### Entries supplied:
● ● ●

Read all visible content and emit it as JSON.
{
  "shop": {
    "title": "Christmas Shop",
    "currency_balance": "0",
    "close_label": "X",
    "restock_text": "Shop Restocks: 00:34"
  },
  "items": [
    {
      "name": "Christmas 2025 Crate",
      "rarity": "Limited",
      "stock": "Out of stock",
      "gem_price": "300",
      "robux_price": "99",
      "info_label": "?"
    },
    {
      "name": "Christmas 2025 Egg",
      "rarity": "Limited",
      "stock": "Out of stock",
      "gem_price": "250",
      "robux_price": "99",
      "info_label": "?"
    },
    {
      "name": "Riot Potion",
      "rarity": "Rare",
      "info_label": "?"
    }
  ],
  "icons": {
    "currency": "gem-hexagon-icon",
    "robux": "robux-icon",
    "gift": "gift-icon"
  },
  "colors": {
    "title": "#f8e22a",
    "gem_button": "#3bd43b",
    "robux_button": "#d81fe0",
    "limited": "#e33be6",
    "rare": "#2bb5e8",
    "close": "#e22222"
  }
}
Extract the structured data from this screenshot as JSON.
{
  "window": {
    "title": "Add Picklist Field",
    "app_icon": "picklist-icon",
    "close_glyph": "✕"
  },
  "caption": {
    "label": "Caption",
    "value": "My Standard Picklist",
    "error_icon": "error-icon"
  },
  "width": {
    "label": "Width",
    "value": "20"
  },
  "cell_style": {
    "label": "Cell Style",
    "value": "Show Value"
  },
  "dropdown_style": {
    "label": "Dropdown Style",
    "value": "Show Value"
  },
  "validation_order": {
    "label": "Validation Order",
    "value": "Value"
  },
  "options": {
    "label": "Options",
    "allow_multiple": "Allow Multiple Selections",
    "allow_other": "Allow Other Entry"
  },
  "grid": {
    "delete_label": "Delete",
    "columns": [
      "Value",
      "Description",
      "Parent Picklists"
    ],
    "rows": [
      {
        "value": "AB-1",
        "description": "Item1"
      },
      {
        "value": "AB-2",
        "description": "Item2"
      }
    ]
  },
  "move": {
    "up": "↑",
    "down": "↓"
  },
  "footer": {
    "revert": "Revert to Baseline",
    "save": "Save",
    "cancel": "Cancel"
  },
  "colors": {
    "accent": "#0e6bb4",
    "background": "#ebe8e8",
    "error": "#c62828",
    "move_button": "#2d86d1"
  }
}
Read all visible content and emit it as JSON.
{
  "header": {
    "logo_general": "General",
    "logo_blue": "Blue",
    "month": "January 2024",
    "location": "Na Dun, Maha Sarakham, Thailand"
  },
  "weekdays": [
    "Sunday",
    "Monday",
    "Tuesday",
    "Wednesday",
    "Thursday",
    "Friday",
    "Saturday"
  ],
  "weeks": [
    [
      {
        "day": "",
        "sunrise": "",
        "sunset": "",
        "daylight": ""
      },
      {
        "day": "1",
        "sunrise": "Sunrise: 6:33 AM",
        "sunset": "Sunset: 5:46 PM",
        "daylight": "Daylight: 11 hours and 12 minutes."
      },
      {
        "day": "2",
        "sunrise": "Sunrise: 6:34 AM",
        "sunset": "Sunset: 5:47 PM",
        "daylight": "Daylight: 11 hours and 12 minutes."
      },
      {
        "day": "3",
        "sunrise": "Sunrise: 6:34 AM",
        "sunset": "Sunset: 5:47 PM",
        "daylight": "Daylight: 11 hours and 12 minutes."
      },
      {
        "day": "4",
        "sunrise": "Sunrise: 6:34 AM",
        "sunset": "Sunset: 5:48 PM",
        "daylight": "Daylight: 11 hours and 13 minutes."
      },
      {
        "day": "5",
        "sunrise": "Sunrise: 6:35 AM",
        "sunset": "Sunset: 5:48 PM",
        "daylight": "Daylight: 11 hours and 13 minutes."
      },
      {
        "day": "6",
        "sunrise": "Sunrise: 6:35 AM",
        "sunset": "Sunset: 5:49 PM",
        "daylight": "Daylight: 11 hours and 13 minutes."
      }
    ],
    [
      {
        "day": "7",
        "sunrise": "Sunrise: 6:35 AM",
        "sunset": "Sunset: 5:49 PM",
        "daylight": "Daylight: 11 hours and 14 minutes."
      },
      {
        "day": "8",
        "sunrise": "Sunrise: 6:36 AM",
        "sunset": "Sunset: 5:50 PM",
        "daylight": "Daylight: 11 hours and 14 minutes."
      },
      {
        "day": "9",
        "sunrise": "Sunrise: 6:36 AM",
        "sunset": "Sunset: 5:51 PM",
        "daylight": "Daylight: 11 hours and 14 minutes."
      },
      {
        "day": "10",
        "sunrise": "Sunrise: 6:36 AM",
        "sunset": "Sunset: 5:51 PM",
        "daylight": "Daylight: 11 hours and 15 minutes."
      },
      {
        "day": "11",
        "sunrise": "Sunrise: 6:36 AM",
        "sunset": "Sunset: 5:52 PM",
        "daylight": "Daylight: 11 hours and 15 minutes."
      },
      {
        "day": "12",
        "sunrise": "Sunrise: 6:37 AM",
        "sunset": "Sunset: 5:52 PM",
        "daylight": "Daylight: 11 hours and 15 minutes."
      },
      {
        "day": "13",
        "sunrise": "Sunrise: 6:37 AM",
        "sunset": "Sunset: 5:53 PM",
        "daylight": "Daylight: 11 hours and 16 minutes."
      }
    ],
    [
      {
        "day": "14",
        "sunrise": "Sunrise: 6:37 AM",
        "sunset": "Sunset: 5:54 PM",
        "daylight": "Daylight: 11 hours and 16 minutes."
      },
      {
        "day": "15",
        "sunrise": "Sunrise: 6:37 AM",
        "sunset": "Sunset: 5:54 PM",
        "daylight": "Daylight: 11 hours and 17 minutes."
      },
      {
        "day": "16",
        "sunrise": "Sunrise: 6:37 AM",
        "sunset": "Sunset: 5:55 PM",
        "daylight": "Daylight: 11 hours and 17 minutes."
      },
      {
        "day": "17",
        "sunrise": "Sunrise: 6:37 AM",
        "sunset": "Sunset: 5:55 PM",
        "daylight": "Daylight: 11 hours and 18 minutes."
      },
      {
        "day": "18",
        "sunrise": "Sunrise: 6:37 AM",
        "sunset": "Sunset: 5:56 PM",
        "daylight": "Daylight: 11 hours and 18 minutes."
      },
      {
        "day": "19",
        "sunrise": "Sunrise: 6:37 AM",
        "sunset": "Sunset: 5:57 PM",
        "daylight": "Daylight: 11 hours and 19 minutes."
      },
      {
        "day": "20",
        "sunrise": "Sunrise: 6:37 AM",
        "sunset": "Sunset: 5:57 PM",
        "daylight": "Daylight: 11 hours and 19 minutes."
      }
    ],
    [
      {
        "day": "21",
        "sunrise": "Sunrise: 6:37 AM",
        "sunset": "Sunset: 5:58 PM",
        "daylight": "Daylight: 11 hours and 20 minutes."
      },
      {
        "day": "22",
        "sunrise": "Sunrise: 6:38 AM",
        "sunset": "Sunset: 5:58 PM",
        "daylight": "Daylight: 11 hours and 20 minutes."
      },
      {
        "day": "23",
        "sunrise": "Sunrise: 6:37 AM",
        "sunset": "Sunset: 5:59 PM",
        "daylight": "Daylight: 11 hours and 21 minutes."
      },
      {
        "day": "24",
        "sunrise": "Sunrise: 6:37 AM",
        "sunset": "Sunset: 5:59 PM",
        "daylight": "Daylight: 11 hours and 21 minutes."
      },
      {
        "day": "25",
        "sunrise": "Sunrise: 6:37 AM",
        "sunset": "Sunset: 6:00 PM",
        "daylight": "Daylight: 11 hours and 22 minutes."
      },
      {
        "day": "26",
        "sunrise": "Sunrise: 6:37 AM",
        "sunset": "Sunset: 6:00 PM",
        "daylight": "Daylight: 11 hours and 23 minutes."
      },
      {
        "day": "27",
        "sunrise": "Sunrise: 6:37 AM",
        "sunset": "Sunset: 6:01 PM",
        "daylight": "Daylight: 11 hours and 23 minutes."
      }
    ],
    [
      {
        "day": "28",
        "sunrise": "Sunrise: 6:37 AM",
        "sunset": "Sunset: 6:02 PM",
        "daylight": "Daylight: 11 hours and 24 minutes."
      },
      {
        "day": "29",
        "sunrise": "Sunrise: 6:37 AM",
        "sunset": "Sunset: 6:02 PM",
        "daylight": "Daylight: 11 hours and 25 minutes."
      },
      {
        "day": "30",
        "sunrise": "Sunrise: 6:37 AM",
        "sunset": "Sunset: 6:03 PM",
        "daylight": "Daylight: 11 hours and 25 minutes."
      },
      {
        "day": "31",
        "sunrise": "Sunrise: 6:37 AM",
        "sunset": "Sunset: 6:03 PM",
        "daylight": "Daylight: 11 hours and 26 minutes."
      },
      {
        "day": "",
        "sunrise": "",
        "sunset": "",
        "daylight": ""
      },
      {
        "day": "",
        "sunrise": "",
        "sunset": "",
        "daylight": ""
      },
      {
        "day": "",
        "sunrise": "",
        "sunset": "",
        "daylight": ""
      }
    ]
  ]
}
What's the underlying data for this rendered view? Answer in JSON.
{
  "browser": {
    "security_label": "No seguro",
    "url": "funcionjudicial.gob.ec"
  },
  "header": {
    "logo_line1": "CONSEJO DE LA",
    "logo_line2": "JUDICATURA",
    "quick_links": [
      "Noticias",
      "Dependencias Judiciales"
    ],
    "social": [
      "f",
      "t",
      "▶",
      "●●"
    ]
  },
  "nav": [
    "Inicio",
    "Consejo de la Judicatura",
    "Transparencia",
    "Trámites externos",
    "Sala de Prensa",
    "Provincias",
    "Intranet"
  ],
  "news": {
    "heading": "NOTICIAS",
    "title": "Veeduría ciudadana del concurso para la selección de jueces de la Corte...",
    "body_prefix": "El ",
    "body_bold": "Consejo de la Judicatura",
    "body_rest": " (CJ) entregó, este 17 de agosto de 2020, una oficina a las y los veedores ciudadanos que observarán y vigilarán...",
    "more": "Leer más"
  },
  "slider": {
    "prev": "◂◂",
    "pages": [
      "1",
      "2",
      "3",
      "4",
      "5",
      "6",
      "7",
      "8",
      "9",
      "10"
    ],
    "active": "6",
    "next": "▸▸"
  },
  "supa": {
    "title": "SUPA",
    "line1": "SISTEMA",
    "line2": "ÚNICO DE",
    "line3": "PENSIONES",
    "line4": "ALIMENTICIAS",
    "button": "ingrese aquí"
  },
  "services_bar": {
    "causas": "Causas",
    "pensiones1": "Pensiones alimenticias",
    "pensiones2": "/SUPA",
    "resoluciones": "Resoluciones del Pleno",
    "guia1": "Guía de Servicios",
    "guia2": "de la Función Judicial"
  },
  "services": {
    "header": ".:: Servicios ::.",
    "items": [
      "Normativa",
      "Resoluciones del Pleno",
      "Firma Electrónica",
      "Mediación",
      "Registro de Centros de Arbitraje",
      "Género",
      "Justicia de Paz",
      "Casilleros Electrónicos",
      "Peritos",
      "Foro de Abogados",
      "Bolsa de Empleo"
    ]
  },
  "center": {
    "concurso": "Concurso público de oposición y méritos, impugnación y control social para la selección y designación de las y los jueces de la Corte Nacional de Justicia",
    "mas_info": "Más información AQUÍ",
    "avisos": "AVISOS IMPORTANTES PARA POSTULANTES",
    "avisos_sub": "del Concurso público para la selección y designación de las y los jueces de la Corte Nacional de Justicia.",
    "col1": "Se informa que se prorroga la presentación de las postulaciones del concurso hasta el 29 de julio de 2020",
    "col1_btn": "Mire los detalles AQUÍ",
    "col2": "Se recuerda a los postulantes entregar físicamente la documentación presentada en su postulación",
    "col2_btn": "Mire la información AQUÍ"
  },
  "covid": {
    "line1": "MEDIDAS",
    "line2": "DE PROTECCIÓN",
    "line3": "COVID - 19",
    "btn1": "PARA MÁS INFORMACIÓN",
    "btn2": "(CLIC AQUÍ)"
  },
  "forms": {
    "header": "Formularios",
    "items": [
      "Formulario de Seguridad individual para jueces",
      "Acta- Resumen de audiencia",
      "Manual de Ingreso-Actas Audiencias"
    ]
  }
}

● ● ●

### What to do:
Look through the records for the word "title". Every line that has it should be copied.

### Answer for the task:
    "title": "Christmas Shop",
    "title": "#f8e22a",
    "title": "Add Picklist Field",
    "title": "Veeduría ciudadana del concurso para la selección de jueces de la Corte...",
    "title": "SUPA",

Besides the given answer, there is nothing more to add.